**EXERCISE DIRECTIONS**
What lines of the data hold the string "this"? Copy them all.

Data excerpts:
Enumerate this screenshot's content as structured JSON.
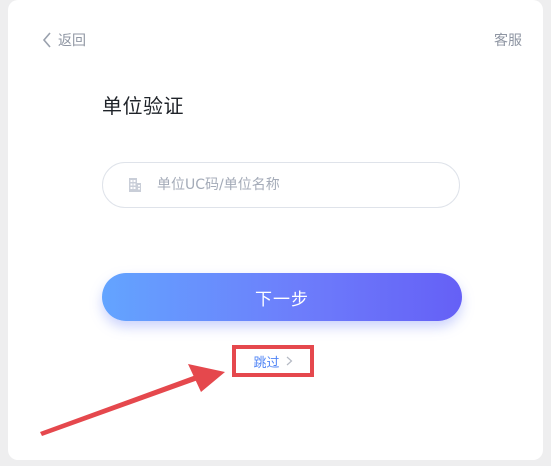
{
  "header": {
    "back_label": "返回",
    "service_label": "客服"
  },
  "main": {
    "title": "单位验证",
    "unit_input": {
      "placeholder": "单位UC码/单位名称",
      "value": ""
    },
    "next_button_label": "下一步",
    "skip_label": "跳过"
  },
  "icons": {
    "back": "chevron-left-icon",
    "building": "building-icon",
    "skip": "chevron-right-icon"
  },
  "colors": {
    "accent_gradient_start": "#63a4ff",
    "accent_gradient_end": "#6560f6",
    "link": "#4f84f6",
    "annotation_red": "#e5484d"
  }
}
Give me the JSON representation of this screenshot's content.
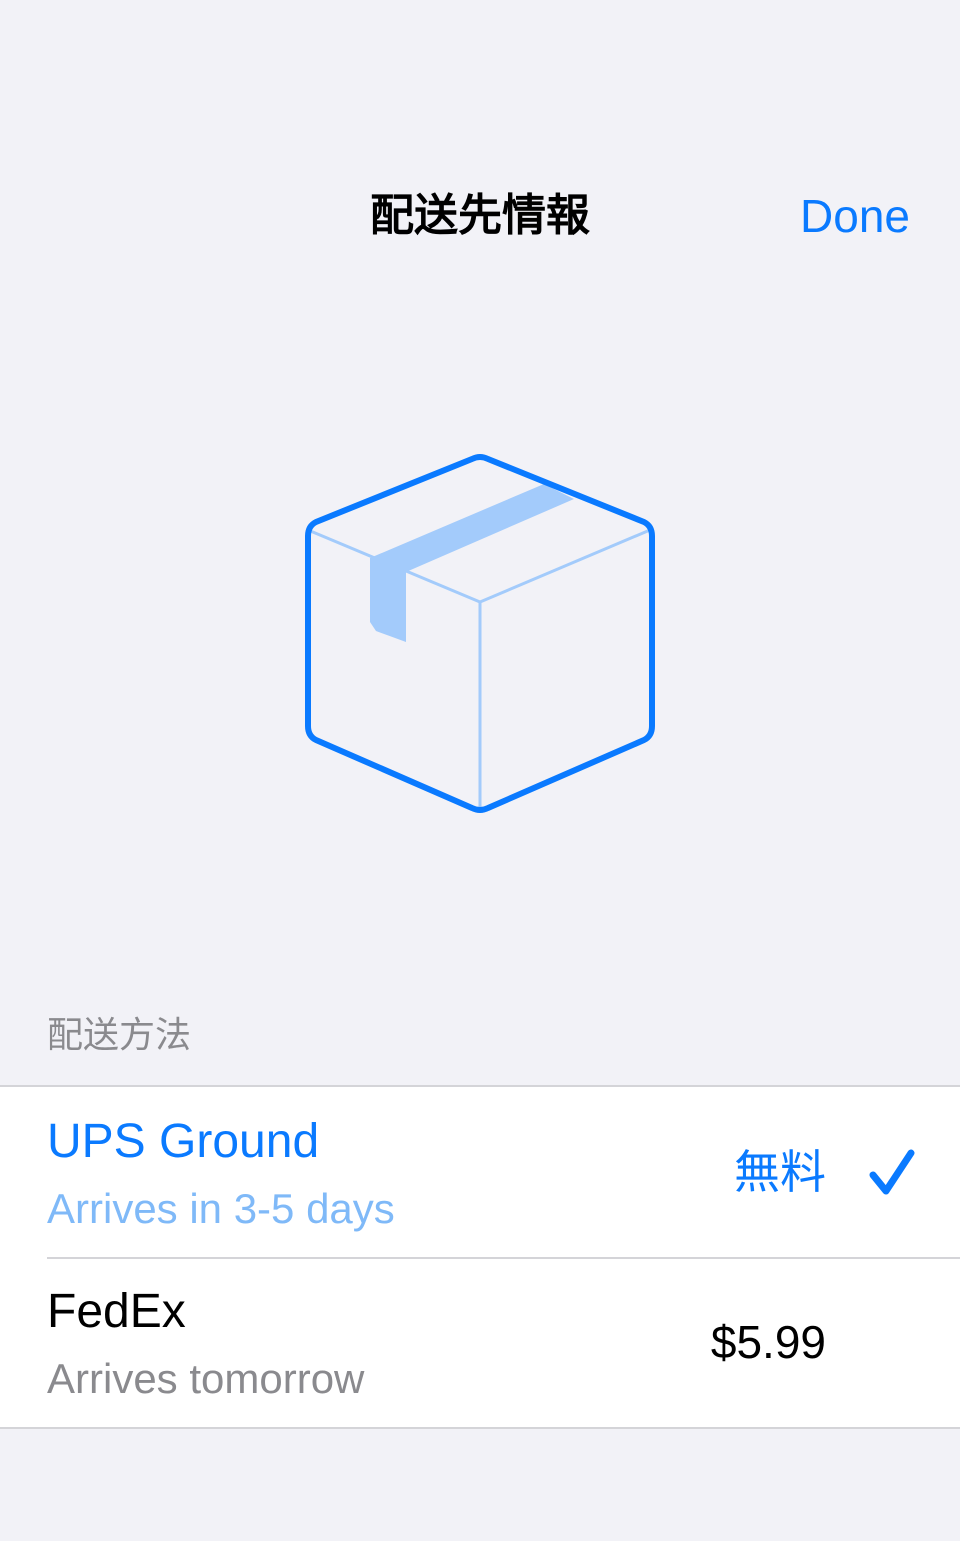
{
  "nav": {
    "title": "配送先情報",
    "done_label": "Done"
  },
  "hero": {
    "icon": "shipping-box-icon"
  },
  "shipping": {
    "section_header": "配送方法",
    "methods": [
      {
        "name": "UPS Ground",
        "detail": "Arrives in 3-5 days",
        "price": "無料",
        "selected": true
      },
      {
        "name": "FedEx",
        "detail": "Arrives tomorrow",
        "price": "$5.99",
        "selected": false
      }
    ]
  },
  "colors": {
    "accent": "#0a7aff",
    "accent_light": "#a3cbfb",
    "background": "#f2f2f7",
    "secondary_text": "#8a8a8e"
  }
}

**REPLY**
Enumerate this screenshot's content as structured JSON.
Give me the JSON representation of this screenshot's content.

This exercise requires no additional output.